## What to produce
Across the listing below, count the lines containing "комиссии". Give nothing but the number.
--- START ---
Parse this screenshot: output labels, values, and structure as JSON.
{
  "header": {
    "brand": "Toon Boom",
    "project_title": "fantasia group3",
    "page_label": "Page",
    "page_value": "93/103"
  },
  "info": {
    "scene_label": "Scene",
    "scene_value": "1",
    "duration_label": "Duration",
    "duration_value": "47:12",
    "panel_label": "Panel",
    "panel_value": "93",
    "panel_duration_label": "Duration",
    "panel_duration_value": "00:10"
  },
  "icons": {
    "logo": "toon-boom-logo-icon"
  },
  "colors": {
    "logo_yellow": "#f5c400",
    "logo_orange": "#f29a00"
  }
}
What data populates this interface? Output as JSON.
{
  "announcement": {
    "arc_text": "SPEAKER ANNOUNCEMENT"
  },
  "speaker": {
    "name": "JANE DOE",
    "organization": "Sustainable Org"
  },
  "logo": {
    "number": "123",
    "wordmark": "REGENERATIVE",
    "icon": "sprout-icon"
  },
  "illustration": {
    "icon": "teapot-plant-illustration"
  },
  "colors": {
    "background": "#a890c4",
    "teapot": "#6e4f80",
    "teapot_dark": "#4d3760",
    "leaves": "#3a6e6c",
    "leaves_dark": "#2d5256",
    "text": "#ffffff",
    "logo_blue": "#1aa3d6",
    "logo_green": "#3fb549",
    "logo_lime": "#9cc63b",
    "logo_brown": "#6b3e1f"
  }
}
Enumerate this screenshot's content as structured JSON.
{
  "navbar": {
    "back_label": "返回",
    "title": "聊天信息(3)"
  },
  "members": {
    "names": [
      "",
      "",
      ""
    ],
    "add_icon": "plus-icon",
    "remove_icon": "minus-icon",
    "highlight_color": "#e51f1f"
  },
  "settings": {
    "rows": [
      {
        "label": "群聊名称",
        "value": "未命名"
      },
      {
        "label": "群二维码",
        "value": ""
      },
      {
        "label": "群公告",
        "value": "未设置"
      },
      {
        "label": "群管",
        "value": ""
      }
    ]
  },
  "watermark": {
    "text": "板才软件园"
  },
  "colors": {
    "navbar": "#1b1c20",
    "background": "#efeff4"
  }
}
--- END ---
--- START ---
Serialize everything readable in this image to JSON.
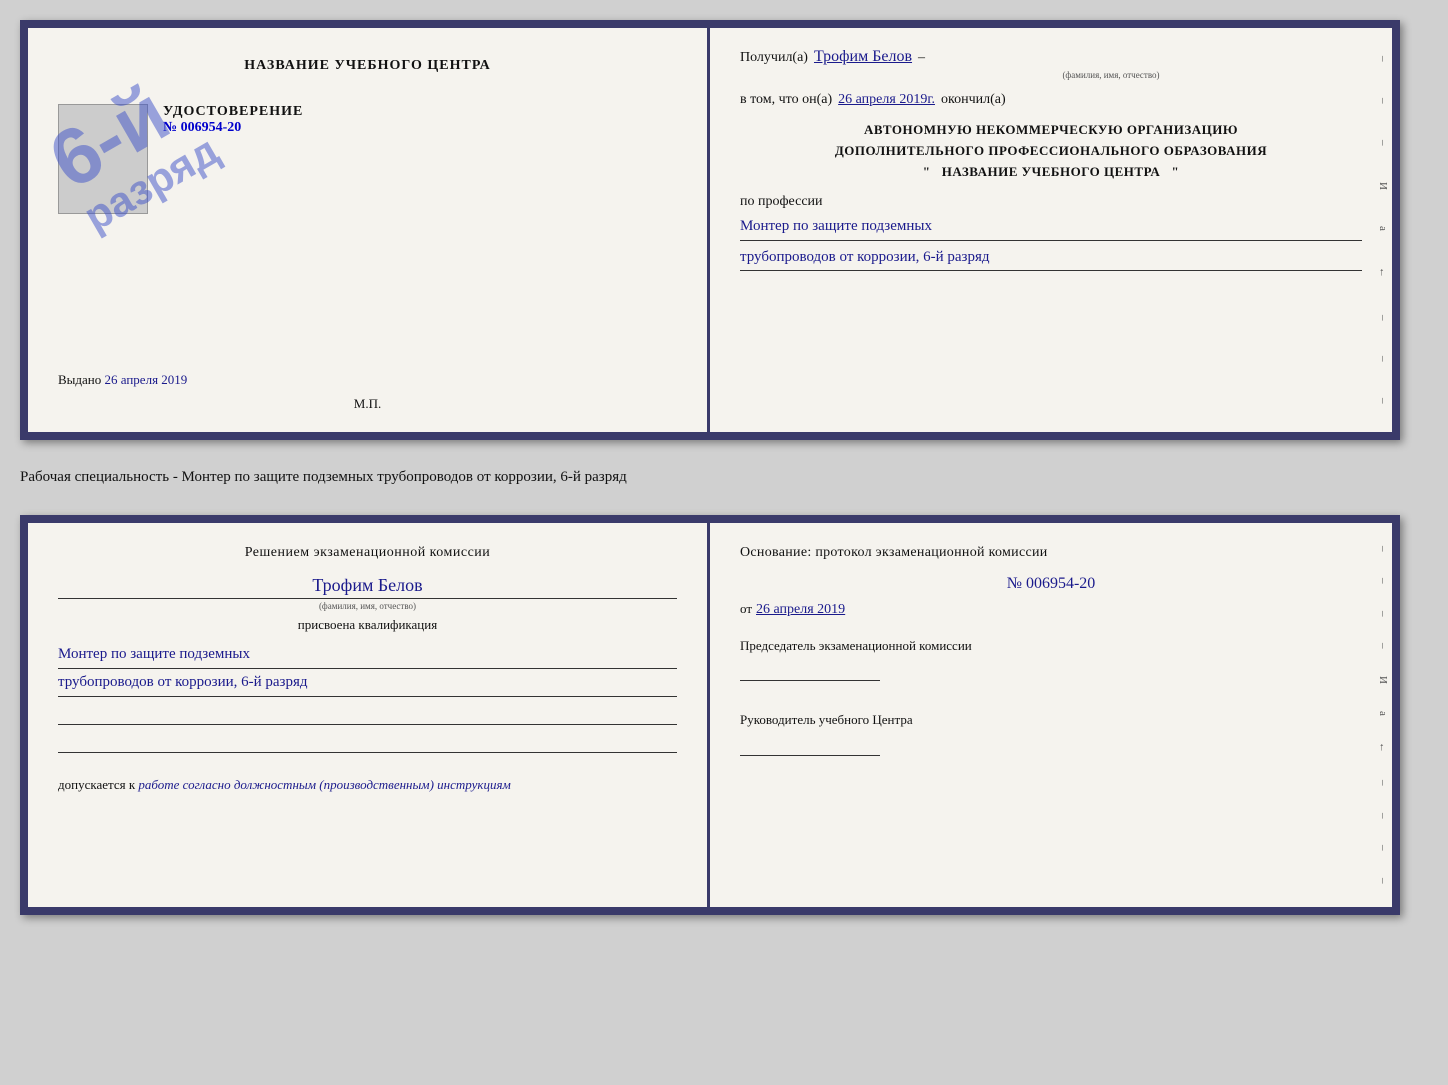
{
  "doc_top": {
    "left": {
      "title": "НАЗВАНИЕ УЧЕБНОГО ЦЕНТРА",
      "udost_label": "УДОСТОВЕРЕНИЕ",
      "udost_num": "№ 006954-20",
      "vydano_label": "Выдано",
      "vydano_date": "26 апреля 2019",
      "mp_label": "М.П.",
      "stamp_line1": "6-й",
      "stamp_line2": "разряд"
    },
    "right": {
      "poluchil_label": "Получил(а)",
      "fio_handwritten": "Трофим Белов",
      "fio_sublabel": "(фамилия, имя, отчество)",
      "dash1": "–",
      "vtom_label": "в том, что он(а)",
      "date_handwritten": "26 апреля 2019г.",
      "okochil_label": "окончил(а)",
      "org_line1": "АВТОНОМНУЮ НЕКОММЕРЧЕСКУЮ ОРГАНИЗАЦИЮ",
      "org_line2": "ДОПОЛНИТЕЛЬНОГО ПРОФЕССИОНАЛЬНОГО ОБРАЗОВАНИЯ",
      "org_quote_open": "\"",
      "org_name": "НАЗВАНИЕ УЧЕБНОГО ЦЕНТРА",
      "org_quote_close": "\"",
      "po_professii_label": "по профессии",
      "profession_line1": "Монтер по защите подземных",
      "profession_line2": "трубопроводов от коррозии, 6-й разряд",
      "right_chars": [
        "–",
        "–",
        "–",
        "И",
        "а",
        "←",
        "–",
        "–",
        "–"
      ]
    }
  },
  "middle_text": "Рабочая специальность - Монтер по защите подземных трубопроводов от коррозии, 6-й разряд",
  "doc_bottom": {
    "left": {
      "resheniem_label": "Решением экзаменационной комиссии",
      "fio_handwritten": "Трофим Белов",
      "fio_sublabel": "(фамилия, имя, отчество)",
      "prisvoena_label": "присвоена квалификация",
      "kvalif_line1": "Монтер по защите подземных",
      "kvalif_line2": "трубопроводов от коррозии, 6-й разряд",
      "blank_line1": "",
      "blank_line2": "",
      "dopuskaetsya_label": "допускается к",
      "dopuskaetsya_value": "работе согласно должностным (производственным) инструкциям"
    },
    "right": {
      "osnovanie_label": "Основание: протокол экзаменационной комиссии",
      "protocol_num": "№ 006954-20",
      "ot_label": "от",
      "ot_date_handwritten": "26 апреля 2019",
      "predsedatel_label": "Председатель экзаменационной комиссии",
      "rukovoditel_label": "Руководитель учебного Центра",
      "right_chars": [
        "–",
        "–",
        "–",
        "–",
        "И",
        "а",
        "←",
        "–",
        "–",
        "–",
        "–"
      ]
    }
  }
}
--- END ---
## Exercise result
3